**Task to complete**:
What lines in the records below contain the string "사용자가"? Copy every one.

**Data section**:
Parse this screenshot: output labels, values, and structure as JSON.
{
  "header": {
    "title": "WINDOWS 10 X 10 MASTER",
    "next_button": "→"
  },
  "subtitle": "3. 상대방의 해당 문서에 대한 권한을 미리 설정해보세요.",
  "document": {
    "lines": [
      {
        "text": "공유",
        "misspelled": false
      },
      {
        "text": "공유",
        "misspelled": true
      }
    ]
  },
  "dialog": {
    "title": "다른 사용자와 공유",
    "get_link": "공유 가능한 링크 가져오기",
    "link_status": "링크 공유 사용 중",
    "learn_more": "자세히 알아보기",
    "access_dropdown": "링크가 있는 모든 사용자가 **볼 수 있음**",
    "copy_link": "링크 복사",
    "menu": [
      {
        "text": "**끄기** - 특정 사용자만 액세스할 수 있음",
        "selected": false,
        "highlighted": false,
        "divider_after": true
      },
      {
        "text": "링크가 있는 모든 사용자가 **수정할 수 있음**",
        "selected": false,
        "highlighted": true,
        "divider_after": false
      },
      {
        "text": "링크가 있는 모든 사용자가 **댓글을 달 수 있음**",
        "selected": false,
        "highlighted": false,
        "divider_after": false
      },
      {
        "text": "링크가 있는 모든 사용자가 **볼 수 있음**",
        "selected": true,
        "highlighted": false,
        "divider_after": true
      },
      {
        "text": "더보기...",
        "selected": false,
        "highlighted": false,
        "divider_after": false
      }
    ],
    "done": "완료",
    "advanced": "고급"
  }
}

**Task result**:
    "access_dropdown": "링크가 있는 모든 사용자가 **볼 수 있음**",
        "text": "링크가 있는 모든 사용자가 **수정할 수 있음**",
        "text": "링크가 있는 모든 사용자가 **댓글을 달 수 있음**",
        "text": "링크가 있는 모든 사용자가 **볼 수 있음**",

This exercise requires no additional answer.